■ WHAT THE TASK ASKS: Each entry below needs to be reproduced exactly as given.

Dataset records
+ + +

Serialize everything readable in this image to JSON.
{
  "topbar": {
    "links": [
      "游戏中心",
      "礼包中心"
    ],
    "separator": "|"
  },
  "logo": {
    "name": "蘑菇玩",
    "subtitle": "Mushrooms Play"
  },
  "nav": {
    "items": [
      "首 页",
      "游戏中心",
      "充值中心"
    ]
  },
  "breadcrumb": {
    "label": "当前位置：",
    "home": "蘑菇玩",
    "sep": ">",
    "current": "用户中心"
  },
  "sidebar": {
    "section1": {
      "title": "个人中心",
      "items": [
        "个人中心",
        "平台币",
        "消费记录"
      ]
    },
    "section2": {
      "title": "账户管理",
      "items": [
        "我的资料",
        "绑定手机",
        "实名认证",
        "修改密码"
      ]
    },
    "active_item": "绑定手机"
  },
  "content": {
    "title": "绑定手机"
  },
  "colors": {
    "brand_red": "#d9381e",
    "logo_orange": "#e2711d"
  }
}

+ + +

■ FINISHED TASK:
Serialize everything readable in this image to JSON.
{
  "topbar": {
    "links": [
      "游戏中心",
      "礼包中心"
    ],
    "separator": "|"
  },
  "logo": {
    "name": "蘑菇玩",
    "subtitle": "Mushrooms Play"
  },
  "nav": {
    "items": [
      "首 页",
      "游戏中心",
      "充值中心"
    ]
  },
  "breadcrumb": {
    "label": "当前位置：",
    "home": "蘑菇玩",
    "sep": ">",
    "current": "用户中心"
  },
  "sidebar": {
    "section1": {
      "title": "个人中心",
      "items": [
        "个人中心",
        "平台币",
        "消费记录"
      ]
    },
    "section2": {
      "title": "账户管理",
      "items": [
        "我的资料",
        "绑定手机",
        "实名认证",
        "修改密码"
      ]
    },
    "active_item": "绑定手机"
  },
  "content": {
    "title": "绑定手机"
  },
  "colors": {
    "brand_red": "#d9381e",
    "logo_orange": "#e2711d"
  }
}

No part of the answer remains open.